Originally from Bangladesh, Sunara Begum studied film and fine art in the UK and Yoga and Ayurveda in India. She lives between London and Lagos where she is the co-founder of several international arts initiatives including Chand Aftara, an artist’s collective dedicated to the exhibition and production of experimental cinema, New Horizons Africa, an annual music and arts festival and Living Legacies, Gambia’s first traditional music archive. Begum’s work has been widely exhibited in film festivals, museums, galleries and cinematheques worldwide. In 2017, her film Meditation on Stillness was selected as the Best Experimental Short at the Art Africa Film Festival and the Jury Grand Prize at the 21st Media City Film Festival. Her films are in the permanent collections of Dimbola Museum & Galleries (UK), Lionel Wendt Gallery (Sri Lanka), Centre for Contemporary Art (Nigeria), Drik Gallery (Bangladesh) as well as Central Saint Martins College of Art & Design. Sunara’s work is a highly personal expression of themes including gender, memory and migration with powerful imagery that evokes deep-rooted feelings of reflection, contemplation and stillness. Sunara has developed a visual language that is distinctly her own drawn from her unique lived experience, straddling the dialectics of east and west, cultural identity, femininity and the immutable polarities of displacement.

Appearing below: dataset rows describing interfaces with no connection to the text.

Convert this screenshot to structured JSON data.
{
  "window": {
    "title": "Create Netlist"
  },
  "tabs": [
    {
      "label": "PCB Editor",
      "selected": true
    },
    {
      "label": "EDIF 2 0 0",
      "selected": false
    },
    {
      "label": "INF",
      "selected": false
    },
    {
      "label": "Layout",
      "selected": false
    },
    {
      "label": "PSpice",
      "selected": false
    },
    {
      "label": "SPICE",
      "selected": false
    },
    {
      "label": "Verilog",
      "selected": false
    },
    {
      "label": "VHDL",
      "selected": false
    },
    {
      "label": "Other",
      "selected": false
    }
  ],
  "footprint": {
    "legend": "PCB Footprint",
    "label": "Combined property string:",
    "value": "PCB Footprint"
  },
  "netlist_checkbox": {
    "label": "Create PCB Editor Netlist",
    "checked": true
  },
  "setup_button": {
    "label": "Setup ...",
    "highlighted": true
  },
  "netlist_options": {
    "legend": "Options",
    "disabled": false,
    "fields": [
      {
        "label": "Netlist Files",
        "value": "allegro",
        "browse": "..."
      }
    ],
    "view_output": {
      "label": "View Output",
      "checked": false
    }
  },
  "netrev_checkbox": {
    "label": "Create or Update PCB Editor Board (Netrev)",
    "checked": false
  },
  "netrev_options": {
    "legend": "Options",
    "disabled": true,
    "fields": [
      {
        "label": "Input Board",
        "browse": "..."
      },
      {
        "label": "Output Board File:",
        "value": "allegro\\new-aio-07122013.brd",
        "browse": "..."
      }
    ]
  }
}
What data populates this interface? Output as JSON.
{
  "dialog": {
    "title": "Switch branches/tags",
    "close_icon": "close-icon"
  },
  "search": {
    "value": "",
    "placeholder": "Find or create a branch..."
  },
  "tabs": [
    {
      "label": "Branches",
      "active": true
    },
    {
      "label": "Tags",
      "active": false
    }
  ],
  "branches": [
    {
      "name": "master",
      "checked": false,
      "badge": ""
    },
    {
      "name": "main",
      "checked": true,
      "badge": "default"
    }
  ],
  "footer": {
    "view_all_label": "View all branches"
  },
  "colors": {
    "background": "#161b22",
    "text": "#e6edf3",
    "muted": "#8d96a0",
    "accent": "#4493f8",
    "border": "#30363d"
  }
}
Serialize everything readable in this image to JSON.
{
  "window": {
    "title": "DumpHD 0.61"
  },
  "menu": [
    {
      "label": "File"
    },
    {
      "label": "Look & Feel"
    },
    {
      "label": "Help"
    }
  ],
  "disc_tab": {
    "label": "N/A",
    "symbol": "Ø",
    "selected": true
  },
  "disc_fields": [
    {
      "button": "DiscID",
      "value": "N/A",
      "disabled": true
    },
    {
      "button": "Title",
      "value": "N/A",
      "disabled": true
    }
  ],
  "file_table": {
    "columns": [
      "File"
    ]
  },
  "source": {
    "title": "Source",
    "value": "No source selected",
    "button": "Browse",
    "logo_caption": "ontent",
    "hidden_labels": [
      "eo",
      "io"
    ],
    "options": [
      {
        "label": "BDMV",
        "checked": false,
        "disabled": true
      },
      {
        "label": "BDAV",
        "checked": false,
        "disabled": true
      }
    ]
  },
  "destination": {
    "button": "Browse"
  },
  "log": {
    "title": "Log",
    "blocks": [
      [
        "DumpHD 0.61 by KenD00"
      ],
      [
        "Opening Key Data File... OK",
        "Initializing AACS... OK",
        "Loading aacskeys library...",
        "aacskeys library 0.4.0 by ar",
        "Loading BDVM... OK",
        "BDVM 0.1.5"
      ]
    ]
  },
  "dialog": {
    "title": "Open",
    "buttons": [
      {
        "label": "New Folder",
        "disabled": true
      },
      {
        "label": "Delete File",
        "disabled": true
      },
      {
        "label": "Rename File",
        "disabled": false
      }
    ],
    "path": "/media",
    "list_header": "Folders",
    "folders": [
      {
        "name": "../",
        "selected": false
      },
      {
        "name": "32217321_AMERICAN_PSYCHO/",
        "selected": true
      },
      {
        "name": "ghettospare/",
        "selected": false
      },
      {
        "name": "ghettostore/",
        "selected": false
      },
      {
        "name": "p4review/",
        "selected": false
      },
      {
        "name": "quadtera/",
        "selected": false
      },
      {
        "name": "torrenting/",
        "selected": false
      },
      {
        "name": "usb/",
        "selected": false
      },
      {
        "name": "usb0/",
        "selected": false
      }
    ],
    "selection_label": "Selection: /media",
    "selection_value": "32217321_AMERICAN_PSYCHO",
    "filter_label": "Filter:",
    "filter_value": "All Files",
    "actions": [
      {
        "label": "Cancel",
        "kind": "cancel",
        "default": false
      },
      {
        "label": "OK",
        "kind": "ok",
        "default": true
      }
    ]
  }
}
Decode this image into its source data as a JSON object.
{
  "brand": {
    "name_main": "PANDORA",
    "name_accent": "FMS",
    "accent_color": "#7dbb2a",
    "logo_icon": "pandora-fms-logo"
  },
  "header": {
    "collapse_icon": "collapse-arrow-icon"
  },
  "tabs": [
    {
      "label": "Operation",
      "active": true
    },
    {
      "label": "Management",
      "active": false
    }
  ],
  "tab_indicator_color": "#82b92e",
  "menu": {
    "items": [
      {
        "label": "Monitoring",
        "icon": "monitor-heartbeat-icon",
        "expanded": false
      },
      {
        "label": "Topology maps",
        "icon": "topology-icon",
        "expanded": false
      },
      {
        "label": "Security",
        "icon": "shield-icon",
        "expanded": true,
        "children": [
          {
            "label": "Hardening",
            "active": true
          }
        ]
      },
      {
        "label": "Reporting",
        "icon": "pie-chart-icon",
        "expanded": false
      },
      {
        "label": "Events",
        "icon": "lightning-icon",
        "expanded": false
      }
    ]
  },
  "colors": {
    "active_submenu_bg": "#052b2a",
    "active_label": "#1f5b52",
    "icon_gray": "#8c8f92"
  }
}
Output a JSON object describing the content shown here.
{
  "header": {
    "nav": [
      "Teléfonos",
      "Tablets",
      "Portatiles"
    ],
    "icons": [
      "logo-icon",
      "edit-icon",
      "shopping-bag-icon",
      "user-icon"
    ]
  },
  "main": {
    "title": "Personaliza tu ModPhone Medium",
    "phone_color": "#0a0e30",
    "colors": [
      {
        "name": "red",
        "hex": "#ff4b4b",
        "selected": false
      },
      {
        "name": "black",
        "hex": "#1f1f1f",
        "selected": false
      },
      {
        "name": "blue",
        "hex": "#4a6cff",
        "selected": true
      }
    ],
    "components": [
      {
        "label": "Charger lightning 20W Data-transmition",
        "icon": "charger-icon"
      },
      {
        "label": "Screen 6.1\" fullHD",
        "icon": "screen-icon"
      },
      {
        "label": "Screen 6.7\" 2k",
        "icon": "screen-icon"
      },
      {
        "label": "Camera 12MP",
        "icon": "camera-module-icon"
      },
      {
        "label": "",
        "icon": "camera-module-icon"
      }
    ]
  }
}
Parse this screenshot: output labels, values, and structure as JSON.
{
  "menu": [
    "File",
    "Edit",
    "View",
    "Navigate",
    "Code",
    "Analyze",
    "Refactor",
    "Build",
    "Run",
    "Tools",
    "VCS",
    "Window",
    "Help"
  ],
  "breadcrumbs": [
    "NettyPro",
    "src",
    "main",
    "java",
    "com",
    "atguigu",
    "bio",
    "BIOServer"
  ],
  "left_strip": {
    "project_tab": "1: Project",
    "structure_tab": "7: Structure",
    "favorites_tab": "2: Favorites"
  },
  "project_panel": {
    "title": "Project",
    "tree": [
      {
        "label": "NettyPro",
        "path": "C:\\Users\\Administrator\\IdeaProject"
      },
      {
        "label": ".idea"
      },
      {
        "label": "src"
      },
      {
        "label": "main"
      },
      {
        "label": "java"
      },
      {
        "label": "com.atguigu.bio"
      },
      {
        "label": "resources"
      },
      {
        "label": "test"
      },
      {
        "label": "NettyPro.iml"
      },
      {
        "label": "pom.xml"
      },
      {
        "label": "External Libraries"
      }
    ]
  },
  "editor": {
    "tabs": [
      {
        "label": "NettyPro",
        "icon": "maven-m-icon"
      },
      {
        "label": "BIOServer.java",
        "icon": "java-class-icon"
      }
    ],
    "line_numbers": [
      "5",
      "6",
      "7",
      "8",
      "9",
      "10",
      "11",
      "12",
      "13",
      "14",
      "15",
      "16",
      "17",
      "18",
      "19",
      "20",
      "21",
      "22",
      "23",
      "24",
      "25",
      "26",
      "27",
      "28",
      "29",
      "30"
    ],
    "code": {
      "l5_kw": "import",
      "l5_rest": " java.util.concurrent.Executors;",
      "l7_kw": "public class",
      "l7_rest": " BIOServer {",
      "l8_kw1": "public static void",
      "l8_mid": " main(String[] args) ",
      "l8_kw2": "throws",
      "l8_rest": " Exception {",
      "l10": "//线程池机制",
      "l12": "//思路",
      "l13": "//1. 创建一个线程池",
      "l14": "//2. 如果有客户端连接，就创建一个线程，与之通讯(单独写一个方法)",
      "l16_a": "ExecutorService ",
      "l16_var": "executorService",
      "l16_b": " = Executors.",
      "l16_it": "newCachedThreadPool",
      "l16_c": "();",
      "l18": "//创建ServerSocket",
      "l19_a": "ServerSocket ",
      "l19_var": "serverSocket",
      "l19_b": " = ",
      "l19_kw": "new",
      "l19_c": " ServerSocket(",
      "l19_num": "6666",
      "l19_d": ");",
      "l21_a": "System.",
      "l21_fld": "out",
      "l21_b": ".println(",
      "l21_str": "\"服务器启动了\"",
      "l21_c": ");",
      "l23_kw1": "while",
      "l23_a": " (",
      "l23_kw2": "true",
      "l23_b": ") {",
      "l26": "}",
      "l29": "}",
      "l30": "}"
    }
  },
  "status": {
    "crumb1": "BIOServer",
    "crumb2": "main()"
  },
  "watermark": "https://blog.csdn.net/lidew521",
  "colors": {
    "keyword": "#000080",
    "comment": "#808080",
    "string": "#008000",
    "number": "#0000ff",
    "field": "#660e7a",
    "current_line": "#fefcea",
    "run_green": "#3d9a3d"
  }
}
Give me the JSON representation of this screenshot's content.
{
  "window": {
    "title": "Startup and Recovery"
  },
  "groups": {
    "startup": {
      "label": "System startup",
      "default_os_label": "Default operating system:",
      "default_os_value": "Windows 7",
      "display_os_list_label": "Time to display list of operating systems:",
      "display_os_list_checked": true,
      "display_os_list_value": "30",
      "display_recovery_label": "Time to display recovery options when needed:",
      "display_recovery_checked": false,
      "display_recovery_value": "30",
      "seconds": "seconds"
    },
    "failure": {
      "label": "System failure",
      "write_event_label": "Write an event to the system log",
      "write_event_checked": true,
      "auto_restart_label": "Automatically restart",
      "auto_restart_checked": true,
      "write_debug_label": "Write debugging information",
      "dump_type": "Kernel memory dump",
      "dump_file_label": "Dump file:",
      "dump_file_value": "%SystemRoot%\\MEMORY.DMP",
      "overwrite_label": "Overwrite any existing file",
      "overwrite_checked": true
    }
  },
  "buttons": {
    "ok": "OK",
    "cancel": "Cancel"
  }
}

They Are Here
They Are Here (f. 2006) is a collaborative practice steered by Helen Walker and Harun Morrison. They are currently based in London and on the River Lea. Their work can be read as a series of context specific games. The entry, invitation or participation can be as significant as the game’s conditions and structure. Through these games, they seek to create ephemeral systems and temporary, micro-communities that offer an alternate means of engaging with a situation, history or ideology. In parallel, they initiate multiyear socially engaged projects that become generative spaces for further works. They Are Here work across media and types of site, particularly civic spaces.
Museum of London
Curating London will change how the museum collects 21st century London. It also seeks to recruit staff from a broader range of backgrounds and professional experience and puts Londoners at the heart of our collecting practice by working in partnership with local communities. From physical objects to interviewing Londoners about their own histories and memories, Curating London will capture, collect and record contemporary London.
The project started in April 2018 and runs until March 2022.
Each year the museum will begin four projects: three area studies of particular areas and one themed study that spans the whole of London.